So, the answer is maybe. Some things that would help:
Note: The last person who asked me to do this for her backed out at the last minute. While I respect her decision to decline to pose nude, it is annoying for me to put in the time & effort to do someone a favor, only to have it fall apart in the eleventh hour. Thus, I am somewhat reluctant to undertake this kind of thing.
So, think about it a little more. If you are still interested, please provide send me a picture of yourself. (Contact me via the link at the top of the page & I'll send you an e-mail address). I will not consider photographing anyone who I haven't yet seen.
Although I've been inconsistent, lately when I colorize a digital image, I put a "sepsat" at the end of the file name. For film images, lately I've been colorizing all the images anyhow, so I don't bother with the "sepsat" in the file name.
I use JASC's Paint Shop Pro 9 to edit both the digital & the scanned film & paper images. To "colorize" them,
In May, I was the victim of a touch of identity theft -- someone hacked my Pay Pal account and made about a dozen purchases (mostly video games). I caught it within hours of its occurrence. To their credit, both Pay Pal & my bank responded quickly, and all charges were reversed promptly. But I had to freeze my account, change my checking & credit card accounts, and update all the various institutions that knew of my account numbers. Of course, I was refinancing my home at the time -- good timing, huh?

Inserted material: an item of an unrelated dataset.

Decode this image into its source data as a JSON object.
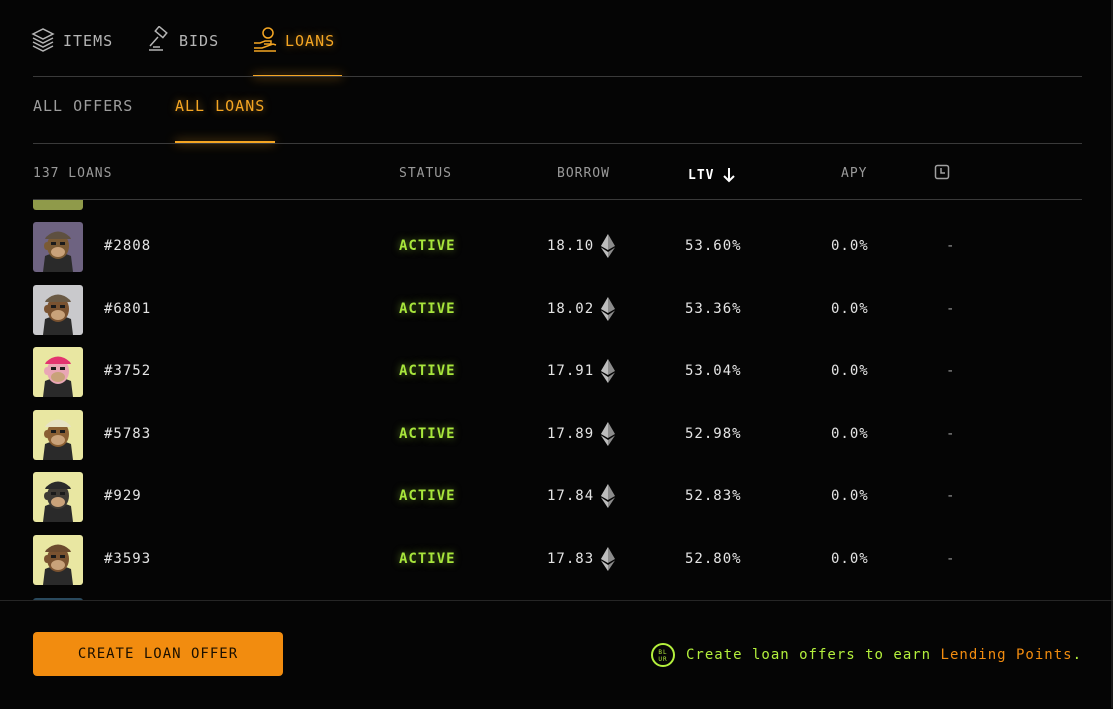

While this was going on, Pay Pal decided that my site violated their Mature Audience Policy of their Acceptable Use Policy. Ironic, huh? Especially since Pay Pal is owned by E-Bay, and you know about all sorts of things available for sale on E-Bay. Pay Pal & I went through this once before, in December. At that time, they froze my account before I had a chance to withdraw the funds that were accumulated in there -- they intended to keep the hundreds of dollars that was there. At that time, I appealed their decision, and they unfroze my account. This time, for undisclosed reasons, they denied my appeal & permanently closed my account (but at least I was able to get the funds out before this happened).
I often got feedback from visitors saying that they don't trust Pay Pal, and given their capricious & inconsistent censorship (plus horror stories like these), I don't blame people for wanting an alternative to Pay Pal.
Well, so be it. I don't need them; they don't need me. I'm just tired of all these right-wing conservatives passing judgment on my art.
You do what you want, but I'll never use Pay Pal again.
Maybe. Send me a URL. But be prepared -- I am brutally honest & I have high standards. I'll try to be encouraging -- after all, I appreciate all the encouragement I can get. But if there are aspects that I don't like, I will tell you in no uncertain terms.
Here's a list of things that bug me -- if your photos have problems like this, you'll hear about it from me:
Short answer: No. I understand that a lot of photographers would prefer "free" models -- perhaps they can't afford to hire models or perhaps they are just frugal. Regardless, I have a limited amount of time to devote to photography, and each sitting represents a sizable commitment of time & expenses on my part. I am therefore selective when choosing which sittings to host, and I'm selective about which models I work with. I do prefer experienced models, and such models also make a commitment of their time to pose for me. They deserve to be compensated for their time, and I like the fact that when they leave at the end of the sitting, our business transaction is completed. Also, since the transaction is completed, there is no dispute about ownership of the resulting photographs.
A different question would be "Can I get some prints or a CD from our sitting?". See these FAQs from the FAQ For Models: